Blurb & Info
Darius Kellner is having a bit of a year. Since his trip to Iran this past spring, a lot has changed. He’s getting along with his dad, and his best friend Sohrab is only a Skype call away. Between his first boyfriend, Landon, his varsity soccer practices, and his internship at his favorite tea shop, Darius is feeling pretty okay. Like he finally knows what it means to be Darius Kellner.
Then, of course, everything changes. Darius’s grandmothers are in town for a long visit while his dad is gone on business, and Darius isn’t sure whether they even like him. The internship isn’t what Darius thought it would be, and now he doesn’t know about turning tea into his career. He was sure he liked Landon, but when he starts hanging out with Chip — soccer teammate and best friend of Trent Bolger, epic bully — well, he’s just not so sure about Landon anymore, either.
Darius thought he knew exactly who he was and what he wanted, but maybe he was wrong. Maybe he deserves better.
Published: August 25, 2020
Publisher: Dial Books for Young Readers
Series: Darius the Great #2
This review contains minor spoilers for Darius the Great is Not Okay and Darius the Great Deserves Better, as well as non-explicit discussion of physical intimacy and homophobic stereotypes.

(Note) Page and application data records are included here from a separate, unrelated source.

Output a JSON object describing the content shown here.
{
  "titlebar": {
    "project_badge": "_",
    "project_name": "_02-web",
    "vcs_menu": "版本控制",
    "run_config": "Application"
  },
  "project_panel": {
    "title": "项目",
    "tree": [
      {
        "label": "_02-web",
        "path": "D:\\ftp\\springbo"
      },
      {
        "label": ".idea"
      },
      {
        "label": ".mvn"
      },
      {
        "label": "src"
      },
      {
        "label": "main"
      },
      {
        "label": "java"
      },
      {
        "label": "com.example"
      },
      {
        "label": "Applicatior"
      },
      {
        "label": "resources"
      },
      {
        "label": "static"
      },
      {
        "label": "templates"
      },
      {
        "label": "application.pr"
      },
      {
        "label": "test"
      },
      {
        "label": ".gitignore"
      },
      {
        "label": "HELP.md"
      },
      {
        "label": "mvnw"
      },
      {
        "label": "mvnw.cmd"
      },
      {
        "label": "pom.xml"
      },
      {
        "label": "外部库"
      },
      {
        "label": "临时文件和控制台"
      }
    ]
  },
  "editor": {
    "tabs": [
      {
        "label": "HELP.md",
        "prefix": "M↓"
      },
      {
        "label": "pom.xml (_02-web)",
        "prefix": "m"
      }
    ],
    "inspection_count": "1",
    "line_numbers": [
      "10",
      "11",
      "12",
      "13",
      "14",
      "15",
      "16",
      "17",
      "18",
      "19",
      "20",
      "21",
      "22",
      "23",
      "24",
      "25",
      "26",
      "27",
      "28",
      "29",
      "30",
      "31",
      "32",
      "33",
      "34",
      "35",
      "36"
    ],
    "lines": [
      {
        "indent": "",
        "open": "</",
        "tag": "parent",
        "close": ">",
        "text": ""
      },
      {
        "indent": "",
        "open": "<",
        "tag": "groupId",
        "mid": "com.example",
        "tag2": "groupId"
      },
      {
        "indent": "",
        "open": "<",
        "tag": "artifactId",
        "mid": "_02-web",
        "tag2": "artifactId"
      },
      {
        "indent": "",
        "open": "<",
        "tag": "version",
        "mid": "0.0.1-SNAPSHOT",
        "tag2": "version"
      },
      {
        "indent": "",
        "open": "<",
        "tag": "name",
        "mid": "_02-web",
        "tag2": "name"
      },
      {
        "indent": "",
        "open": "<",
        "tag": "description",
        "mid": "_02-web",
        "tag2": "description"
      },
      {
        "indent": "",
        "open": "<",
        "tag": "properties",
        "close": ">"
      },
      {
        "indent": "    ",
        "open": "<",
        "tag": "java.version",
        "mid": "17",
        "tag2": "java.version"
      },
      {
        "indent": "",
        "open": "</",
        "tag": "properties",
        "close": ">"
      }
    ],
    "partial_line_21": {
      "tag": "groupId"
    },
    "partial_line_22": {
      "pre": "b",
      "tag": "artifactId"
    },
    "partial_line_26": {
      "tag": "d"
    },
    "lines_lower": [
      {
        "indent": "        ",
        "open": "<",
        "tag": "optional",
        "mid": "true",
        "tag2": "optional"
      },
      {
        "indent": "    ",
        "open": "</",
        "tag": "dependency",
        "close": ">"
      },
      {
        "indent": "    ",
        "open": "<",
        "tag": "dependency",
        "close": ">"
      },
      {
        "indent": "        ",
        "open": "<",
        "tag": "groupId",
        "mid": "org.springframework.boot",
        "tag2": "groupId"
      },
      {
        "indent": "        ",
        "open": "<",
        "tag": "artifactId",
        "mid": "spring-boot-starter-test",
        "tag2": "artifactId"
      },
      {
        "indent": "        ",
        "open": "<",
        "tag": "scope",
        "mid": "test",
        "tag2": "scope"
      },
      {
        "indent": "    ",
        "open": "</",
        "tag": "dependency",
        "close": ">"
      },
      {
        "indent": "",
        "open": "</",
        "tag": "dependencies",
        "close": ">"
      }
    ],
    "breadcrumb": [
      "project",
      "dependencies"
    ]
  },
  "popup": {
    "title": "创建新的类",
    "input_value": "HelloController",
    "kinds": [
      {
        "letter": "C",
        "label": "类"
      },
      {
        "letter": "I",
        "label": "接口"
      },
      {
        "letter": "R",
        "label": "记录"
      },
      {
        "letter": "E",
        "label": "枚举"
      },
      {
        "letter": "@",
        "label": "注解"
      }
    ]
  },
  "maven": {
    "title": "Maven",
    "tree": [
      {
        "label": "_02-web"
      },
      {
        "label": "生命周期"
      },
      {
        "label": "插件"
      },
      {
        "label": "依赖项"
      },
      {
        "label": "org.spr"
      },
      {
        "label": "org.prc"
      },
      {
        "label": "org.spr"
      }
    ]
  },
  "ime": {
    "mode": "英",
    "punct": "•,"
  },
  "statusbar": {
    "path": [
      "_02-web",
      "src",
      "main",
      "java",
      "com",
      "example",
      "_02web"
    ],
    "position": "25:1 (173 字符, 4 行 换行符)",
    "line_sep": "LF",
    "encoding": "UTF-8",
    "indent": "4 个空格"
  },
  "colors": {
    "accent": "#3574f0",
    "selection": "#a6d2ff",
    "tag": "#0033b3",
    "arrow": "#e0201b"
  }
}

I read this book in a buddy read with the wonderful Sarah @ Suits of Stories!
I have been trying to write this review for… actually over a month, and I’ve discovered that it is so freakin’ hard to review sequels, because not everyone has read the first book in the series and there is a high likelihood of me confusing the heck out of those people. You can read my review of Darius the Great is Not Okay here, but what you should really do is just read the book! I promise you won’t regret it. Pinky swear.
…Alright, I assume you put everything else in your life on hold, found a copy of Darius the Great is Not Okay, read it all the way through in one (or perhaps two at most) sitting(s), and are now returning to this review wondering how in the world Adib Khorram can possibly top the masterpiece that is the first book in this series.
I’m here to tell you that he almost managed it.
The reason that Darius the Great Deserves Better works so well is because Khorram does not attempt to speak further on the exact same issues that Darius was wrestling with in the first book (depression, his relationship with his father, and being a Fractional Persian). His characterization is consistent with what we’ve learned about him from Darius the Great is Not Okay, but he is in a much different mental place than he was before taking his life-changing trip to Iran, and he is now facing a whole new set of problems.
One thing that immediately jumped out to me and that I immediately loved is how Darius is very explicit in saying that 1) he is gay, and 2) that he doesn’t feel ready to have sex with his boyfriend, Landon. To me, that feels huge. There is a widespread and very harmful stereotype that LGBTQA people are not only more promiscuous but also more preoccupied with finding sexual satisfaction than cishet people, which is not true. Not only that, but there is also a negative stereotype of teenage boys being immature, shallow, and untrustworthy because they’re “obsessed with sex.” Darius turns both of those stereotypes on their heads, and Khorram just keeps going from there.
Khorram talks about the issue of consenting to physical intimacy so eloquently and so compassionately throughout this book. Landon is not villainized for wanting sex, and Darius isn’t a prude for not feeling ready. When this issue reaches a tipping point in the relationship, Khorram writes with a beautiful command of tension, as well as empathy for the general ineptitude of teenagers involved in affairs of the heart. I loved how the relationship progressed, and while it was pretty obvious from the get-go how the love triangle between Darius, Landon, and Chip was going to end, the route by which Khorram took me there had a multitude of unexpected twists and turns that kept me guessing.
One theme that remains consistent through the series is how, as people of Middle Eastern descent, Darius and his younger sister, Laleh, face prejudice from their peers, and how white adults in positions of power are either ignorant, unable, or unwilling to step forward. I absolutely loved how Darius was a protective and supportive older brother; it feels rare to have a complex sibling relationship that isn’t antagonistic, and I relished every moment of it.
What prevented this book from being a five-star read, however, were Darius’ paternal grandmothers. They were complex characters, don’t get me wrong, and I was itching to find out more about them — but aside from some offhand hints, Khorram never really explores why Oma and Grandma are so distant from their grandchildren, and why Stephen (Darius’ father) struggles in his relationship with them. The inter-generational relationships that Darius was both part of and witnessing from a semi-removed position were definitely unique and interesting, but they didn’t receive as much development as they deserve.
Khorram does what seems like a good bit of setup for a potential sequel towards the end of Darius the Great Deserves Better, so perhaps he plans to further develop/explain the grandmothers’ relationships in a third book? I can’t deny that the ending left me excited for more, and I am hoping to see Sohrab and Darius reunited — but that’s all up in the air for now, and all I can do is wonder.
⭐⭐⭐⭐ out of 5